Football season is just about over, and soon it will be time for those of…
Jewish Archives – From the DJN Davidson Digital Archive
Last week, I spent a bit of time with two of my favorite archivists: Sharon Alterman and Robbie Terman. It is always a real pleasure to visit with them, whether for professional reasons or just to chat. This was the catalyst for today’s column about Jewish archives and archivists, the keepers of Detroit’s Jewish history.
First and foremost, I’ll admit a deep, deep bias: I do think that the Davidson Digital Archives is the best archival thing since sliced bread. But, when I am honest with myself, I know that the Detroit Jewish community has several other archives that are first-rate, such as the archives at Temple Beth El in Bloomfield Township, the good historical records at Congregation Shaarey Zedek in Southfield, and the excellent Jewish collections at the Bentley Historical Library at the University of Michigan and the Walter Reuther Library at Wayne State University. The Jewish Historical Society of Michigan is also a great source for the state’s history. One of the best and largest archives is the Leonard N. Simons Jewish Community Archives at the Jewish Federation of Metropolitan Detroit.

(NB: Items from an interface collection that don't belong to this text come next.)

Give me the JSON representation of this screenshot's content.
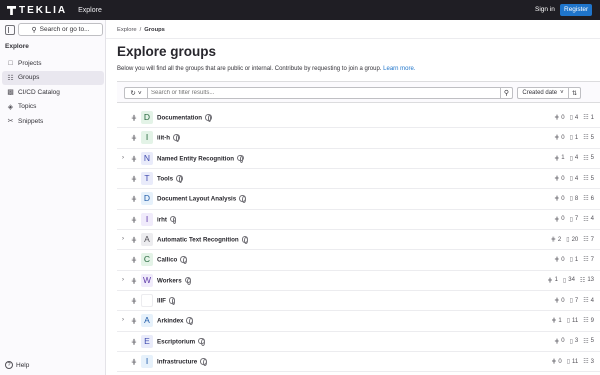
{
  "header": {
    "brand": "TEKLIA",
    "section": "Explore",
    "sign_in": "Sign in",
    "register": "Register",
    "colors": {
      "bar": "#1f1e24",
      "accent": "#1f75cb"
    }
  },
  "sidebar": {
    "search_label": "Search or go to...",
    "title": "Explore",
    "items": [
      {
        "label": "Projects",
        "icon": "project-icon"
      },
      {
        "label": "Groups",
        "icon": "group-icon",
        "active": true
      },
      {
        "label": "CI/CD Catalog",
        "icon": "catalog-icon"
      },
      {
        "label": "Topics",
        "icon": "label-icon"
      },
      {
        "label": "Snippets",
        "icon": "snippet-icon"
      }
    ],
    "help": "Help"
  },
  "breadcrumb": {
    "root": "Explore",
    "separator": "/",
    "current": "Groups"
  },
  "page": {
    "title": "Explore groups",
    "description": "Below you will find all the groups that are public or internal. Contribute by requesting to join a group.",
    "learn_more": "Learn more."
  },
  "filter": {
    "placeholder": "Search or filter results...",
    "sort_label": "Created date"
  },
  "groups": [
    {
      "letter": "D",
      "name": "Documentation",
      "expandable": false,
      "subgroups": "0",
      "projects": "4",
      "members": "1",
      "avatar_bg": "#e3f3e7",
      "avatar_fg": "#24663b"
    },
    {
      "letter": "I",
      "name": "iiit-h",
      "expandable": false,
      "subgroups": "0",
      "projects": "1",
      "members": "5",
      "avatar_bg": "#e3f3e7",
      "avatar_fg": "#24663b"
    },
    {
      "letter": "N",
      "name": "Named Entity Recognition",
      "expandable": true,
      "subgroups": "1",
      "projects": "4",
      "members": "5",
      "avatar_bg": "#e9ebfa",
      "avatar_fg": "#3f4bb0"
    },
    {
      "letter": "T",
      "name": "Tools",
      "expandable": false,
      "subgroups": "0",
      "projects": "4",
      "members": "5",
      "avatar_bg": "#e9ebfa",
      "avatar_fg": "#3f4bb0"
    },
    {
      "letter": "D",
      "name": "Document Layout Analysis",
      "expandable": false,
      "subgroups": "0",
      "projects": "8",
      "members": "6",
      "avatar_bg": "#e6f1fb",
      "avatar_fg": "#1e5aa8"
    },
    {
      "letter": "I",
      "name": "irht",
      "expandable": false,
      "subgroups": "0",
      "projects": "7",
      "members": "4",
      "avatar_bg": "#f0ebfb",
      "avatar_fg": "#5f3aa8"
    },
    {
      "letter": "A",
      "name": "Automatic Text Recognition",
      "expandable": true,
      "subgroups": "2",
      "projects": "20",
      "members": "7",
      "avatar_bg": "#ececef",
      "avatar_fg": "#535158"
    },
    {
      "letter": "C",
      "name": "Callico",
      "expandable": false,
      "subgroups": "0",
      "projects": "1",
      "members": "7",
      "avatar_bg": "#e3f3e7",
      "avatar_fg": "#24663b"
    },
    {
      "letter": "W",
      "name": "Workers",
      "expandable": true,
      "subgroups": "1",
      "projects": "34",
      "members": "13",
      "avatar_bg": "#f0ebfb",
      "avatar_fg": "#5f3aa8"
    },
    {
      "letter": "",
      "name": "IIIF",
      "expandable": false,
      "subgroups": "0",
      "projects": "7",
      "members": "4",
      "avatar_bg": "#ffffff",
      "avatar_fg": "#535158"
    },
    {
      "letter": "A",
      "name": "Arkindex",
      "expandable": true,
      "subgroups": "1",
      "projects": "11",
      "members": "9",
      "avatar_bg": "#e6f1fb",
      "avatar_fg": "#1e5aa8"
    },
    {
      "letter": "E",
      "name": "Escriptorium",
      "expandable": false,
      "subgroups": "0",
      "projects": "3",
      "members": "5",
      "avatar_bg": "#e9ebfa",
      "avatar_fg": "#3f4bb0"
    },
    {
      "letter": "I",
      "name": "Infrastructure",
      "expandable": false,
      "subgroups": "0",
      "projects": "11",
      "members": "3",
      "avatar_bg": "#e6f1fb",
      "avatar_fg": "#1e5aa8"
    }
  ]
}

The essence of an archives is a collection of historical documents, photographs and journals, but people still matter. Sharon Alterman was the first and founding director of the Simons archives, and Robbie is the second and current director. After a career with various Jewish community organizations, Sharon began another career as an archivist. She graduated with an archival certificate from Wayne State in 1989 and, soon after, became a driving force behind the Simons archives and became its first director in 1991.
Robbie also graduated from Wayne State’s archival program and became director of the Simons archives after Sharon’s (second) retirement in 2014. Robbie soon created a wonderful exhibit about the first 25 years of the archives. Suffice it to say, the Simons Jewish Community Archives has been, and still is, in great hands!
Want to learn more? Go to the DJN Foundation archives, available for free at www.djnfoundation.org.